However, if this function is called without the 'new' operator like 'Modal();' then 'this' is bound to the global object and it can clobber the global namespace. In this case, 'this.options' will be same as calling 'window.options'. Take a look at the example below which shows how the references of 'this' changes:

var Tester = function() {
  console.log(this);
}

Tester();     /* outputs: Window    */
new Tester(); /* outputs: Tester {} */

4. Main Plugin Function

// MODAL PLUGIN DEFINITION

  // =======================

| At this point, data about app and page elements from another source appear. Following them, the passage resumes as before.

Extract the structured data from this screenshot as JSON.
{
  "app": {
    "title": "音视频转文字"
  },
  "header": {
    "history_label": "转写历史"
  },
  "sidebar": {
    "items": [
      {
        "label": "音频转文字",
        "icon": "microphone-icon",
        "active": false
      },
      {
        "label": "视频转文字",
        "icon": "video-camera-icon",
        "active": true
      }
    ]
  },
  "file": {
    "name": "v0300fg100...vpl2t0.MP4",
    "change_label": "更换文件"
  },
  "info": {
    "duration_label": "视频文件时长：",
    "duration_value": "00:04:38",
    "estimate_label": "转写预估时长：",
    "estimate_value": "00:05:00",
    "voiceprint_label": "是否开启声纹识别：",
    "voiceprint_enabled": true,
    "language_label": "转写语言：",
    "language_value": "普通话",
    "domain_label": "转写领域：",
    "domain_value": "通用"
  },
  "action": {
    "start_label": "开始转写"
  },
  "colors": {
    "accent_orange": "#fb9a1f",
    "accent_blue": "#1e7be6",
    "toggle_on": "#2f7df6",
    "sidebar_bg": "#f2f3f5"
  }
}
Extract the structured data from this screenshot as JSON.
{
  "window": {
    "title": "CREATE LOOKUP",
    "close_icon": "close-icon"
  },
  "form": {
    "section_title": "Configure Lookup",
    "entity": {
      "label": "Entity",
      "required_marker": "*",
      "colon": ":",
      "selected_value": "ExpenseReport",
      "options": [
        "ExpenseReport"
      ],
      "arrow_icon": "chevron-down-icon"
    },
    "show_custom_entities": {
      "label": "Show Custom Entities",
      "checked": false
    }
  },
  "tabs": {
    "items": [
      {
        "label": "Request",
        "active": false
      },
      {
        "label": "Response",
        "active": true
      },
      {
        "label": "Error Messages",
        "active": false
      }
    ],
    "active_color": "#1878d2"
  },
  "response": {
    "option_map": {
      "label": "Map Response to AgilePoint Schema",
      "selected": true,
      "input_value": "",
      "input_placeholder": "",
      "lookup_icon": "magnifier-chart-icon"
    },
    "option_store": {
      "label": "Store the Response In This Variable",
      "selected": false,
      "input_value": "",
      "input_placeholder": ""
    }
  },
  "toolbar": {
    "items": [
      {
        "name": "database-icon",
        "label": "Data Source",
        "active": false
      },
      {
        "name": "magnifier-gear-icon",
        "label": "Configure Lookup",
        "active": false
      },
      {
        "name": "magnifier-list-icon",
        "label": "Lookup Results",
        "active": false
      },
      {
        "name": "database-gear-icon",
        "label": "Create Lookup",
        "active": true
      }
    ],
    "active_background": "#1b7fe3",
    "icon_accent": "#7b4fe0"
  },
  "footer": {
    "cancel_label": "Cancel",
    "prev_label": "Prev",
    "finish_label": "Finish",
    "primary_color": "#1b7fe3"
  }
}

  function Plugin(option, _relatedTarget) {
    return this.each(function () {
      var $this   = $(this)
      var data    = $this.data('bs.modal')
      var options = $.extend({}, Modal.DEFAULTS, $this.data(), typeof option == 'object' && option)

      if (!data) $this.data('bs.modal', (data = new Modal(this, options)))
      if (typeof option == 'string') data[option](_relatedTarget)
      else if (options.show) data.show(_relatedTarget)
    })
  }

This plugin function is the method which gets exposed to jQuery's prototype ($.fn). This is the method which gets called when you call '$('.my_modal').modal();'.

Interesting part about this method is how it puts the Modal object in the data params.

var data    = $this.data('bs.modal')
...
if (!data) $this.data('bs.modal', (data = new Modal(this, options)))

This enables the re-use of the same Modal object, if you show or hide the same modal multiple times on the page. Its an interesting technique to memorize object by using  data attribute.

Another thing to note is that you can also pass string to call specific methods eg. $('.my_modal).modal('show'). This is done by using this line.

if (typeof option == 'string') data[option](_relatedTarget)

5. Constructor Property

var old = $.fn.modal

$.fn.modal             = Plugin
$.fn.modal.Constructor = Modal

Finally, the Constructor property which exposes the main Modal function object. This is useful for extending Modal or for changing the default settings e.g '$.fn.modal.Constructor.DEFAULTS.show = false;'. This will change the default settings for all the instances of the Modal.

Conclusion:

There are some of the lessons I learned from this plugin pattern and it gives a great boiler plate for writing jQuery plugins. If you have learned some other things from this pattern, please share in the comments.